* **WHAT IS EXPECTED**
Could you repeat the records below exactly, without the pictures?

______

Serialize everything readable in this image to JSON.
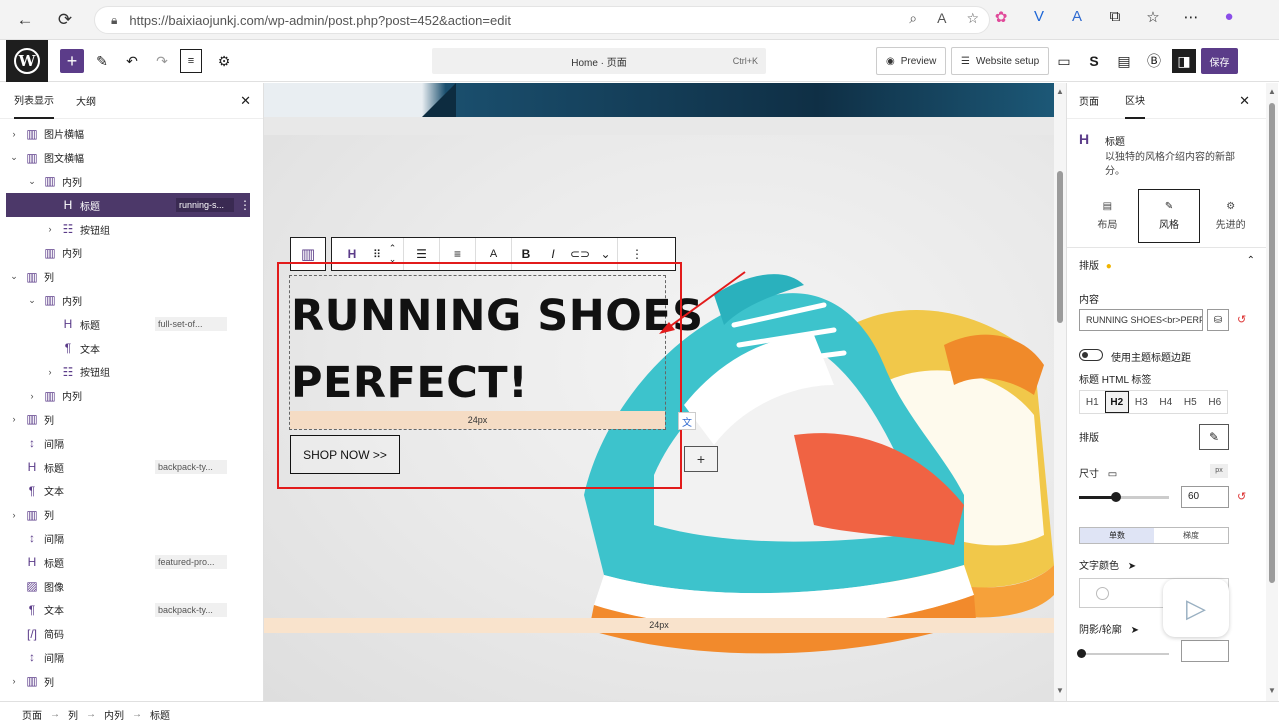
{
  "browser": {
    "url": "https://baixiaojunkj.com/wp-admin/post.php?post=452&action=edit"
  },
  "toolbar": {
    "command_center_label": "Home · 页面",
    "command_shortcut": "Ctrl+K",
    "preview_label": "Preview",
    "website_setup_label": "Website setup",
    "save_label": "保存"
  },
  "list_view": {
    "tab_list": "列表显示",
    "tab_outline": "大纲",
    "items": [
      {
        "label": "图片横幅",
        "anchor": ""
      },
      {
        "label": "图文横幅",
        "anchor": ""
      },
      {
        "label": "内列",
        "anchor": ""
      },
      {
        "label": "标题",
        "anchor": "running-s..."
      },
      {
        "label": "按钮组",
        "anchor": ""
      },
      {
        "label": "内列",
        "anchor": ""
      },
      {
        "label": "列",
        "anchor": ""
      },
      {
        "label": "内列",
        "anchor": ""
      },
      {
        "label": "标题",
        "anchor": "full-set-of..."
      },
      {
        "label": "文本",
        "anchor": ""
      },
      {
        "label": "按钮组",
        "anchor": ""
      },
      {
        "label": "内列",
        "anchor": ""
      },
      {
        "label": "列",
        "anchor": ""
      },
      {
        "label": "间隔",
        "anchor": ""
      },
      {
        "label": "标题",
        "anchor": "backpack-ty..."
      },
      {
        "label": "文本",
        "anchor": ""
      },
      {
        "label": "列",
        "anchor": ""
      },
      {
        "label": "间隔",
        "anchor": ""
      },
      {
        "label": "标题",
        "anchor": "featured-pro..."
      },
      {
        "label": "图像",
        "anchor": ""
      },
      {
        "label": "文本",
        "anchor": "backpack-ty..."
      },
      {
        "label": "简码",
        "anchor": ""
      },
      {
        "label": "间隔",
        "anchor": ""
      },
      {
        "label": "列",
        "anchor": ""
      }
    ]
  },
  "canvas": {
    "heading_line1": "RUNNING SHOES",
    "heading_line2": "PERFECT!",
    "spacer_label": "24px",
    "button_label": "SHOP NOW >>",
    "bottom_spacer_label": "24px"
  },
  "inspector": {
    "tab_page": "页面",
    "tab_block": "区块",
    "block_title": "标题",
    "block_description": "以独特的风格介绍内容的新部分。",
    "style_tabs": [
      "布局",
      "风格",
      "先进的"
    ],
    "typography_label": "排版",
    "content_label": "内容",
    "content_value": "RUNNING SHOES<br>PERFECT!",
    "use_theme_margin_label": "使用主题标题边距",
    "heading_tag_label": "标题 HTML 标签",
    "heading_tags": [
      "H1",
      "H2",
      "H3",
      "H4",
      "H5",
      "H6"
    ],
    "selected_tag": "H2",
    "typography_edit_label": "排版",
    "size_label": "尺寸",
    "size_unit": "px",
    "size_value": "60",
    "size_percent": 0.4,
    "fill_modes": [
      "单数",
      "梯度"
    ],
    "text_color_label": "文字颜色",
    "shadow_label": "阴影/轮廓"
  },
  "breadcrumb": [
    "页面",
    "列",
    "内列",
    "标题"
  ],
  "colors": {
    "accent": "#5b3c89",
    "selection_red": "#e21b1b",
    "spacer": "#f5dcc4"
  }
}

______

* **RESULT FOR THIS EXERCISE**
Serialize everything readable in this image to JSON.
{
  "browser": {
    "url": "https://baixiaojunkj.com/wp-admin/post.php?post=452&action=edit"
  },
  "toolbar": {
    "command_center_label": "Home · 页面",
    "command_shortcut": "Ctrl+K",
    "preview_label": "Preview",
    "website_setup_label": "Website setup",
    "save_label": "保存"
  },
  "list_view": {
    "tab_list": "列表显示",
    "tab_outline": "大纲",
    "items": [
      {
        "label": "图片横幅",
        "anchor": ""
      },
      {
        "label": "图文横幅",
        "anchor": ""
      },
      {
        "label": "内列",
        "anchor": ""
      },
      {
        "label": "标题",
        "anchor": "running-s..."
      },
      {
        "label": "按钮组",
        "anchor": ""
      },
      {
        "label": "内列",
        "anchor": ""
      },
      {
        "label": "列",
        "anchor": ""
      },
      {
        "label": "内列",
        "anchor": ""
      },
      {
        "label": "标题",
        "anchor": "full-set-of..."
      },
      {
        "label": "文本",
        "anchor": ""
      },
      {
        "label": "按钮组",
        "anchor": ""
      },
      {
        "label": "内列",
        "anchor": ""
      },
      {
        "label": "列",
        "anchor": ""
      },
      {
        "label": "间隔",
        "anchor": ""
      },
      {
        "label": "标题",
        "anchor": "backpack-ty..."
      },
      {
        "label": "文本",
        "anchor": ""
      },
      {
        "label": "列",
        "anchor": ""
      },
      {
        "label": "间隔",
        "anchor": ""
      },
      {
        "label": "标题",
        "anchor": "featured-pro..."
      },
      {
        "label": "图像",
        "anchor": ""
      },
      {
        "label": "文本",
        "anchor": "backpack-ty..."
      },
      {
        "label": "简码",
        "anchor": ""
      },
      {
        "label": "间隔",
        "anchor": ""
      },
      {
        "label": "列",
        "anchor": ""
      }
    ]
  },
  "canvas": {
    "heading_line1": "RUNNING SHOES",
    "heading_line2": "PERFECT!",
    "spacer_label": "24px",
    "button_label": "SHOP NOW >>",
    "bottom_spacer_label": "24px"
  },
  "inspector": {
    "tab_page": "页面",
    "tab_block": "区块",
    "block_title": "标题",
    "block_description": "以独特的风格介绍内容的新部分。",
    "style_tabs": [
      "布局",
      "风格",
      "先进的"
    ],
    "typography_label": "排版",
    "content_label": "内容",
    "content_value": "RUNNING SHOES<br>PERFECT!",
    "use_theme_margin_label": "使用主题标题边距",
    "heading_tag_label": "标题 HTML 标签",
    "heading_tags": [
      "H1",
      "H2",
      "H3",
      "H4",
      "H5",
      "H6"
    ],
    "selected_tag": "H2",
    "typography_edit_label": "排版",
    "size_label": "尺寸",
    "size_unit": "px",
    "size_value": "60",
    "size_percent": 0.4,
    "fill_modes": [
      "单数",
      "梯度"
    ],
    "text_color_label": "文字颜色",
    "shadow_label": "阴影/轮廓"
  },
  "breadcrumb": [
    "页面",
    "列",
    "内列",
    "标题"
  ],
  "colors": {
    "accent": "#5b3c89",
    "selection_red": "#e21b1b",
    "spacer": "#f5dcc4"
  }
}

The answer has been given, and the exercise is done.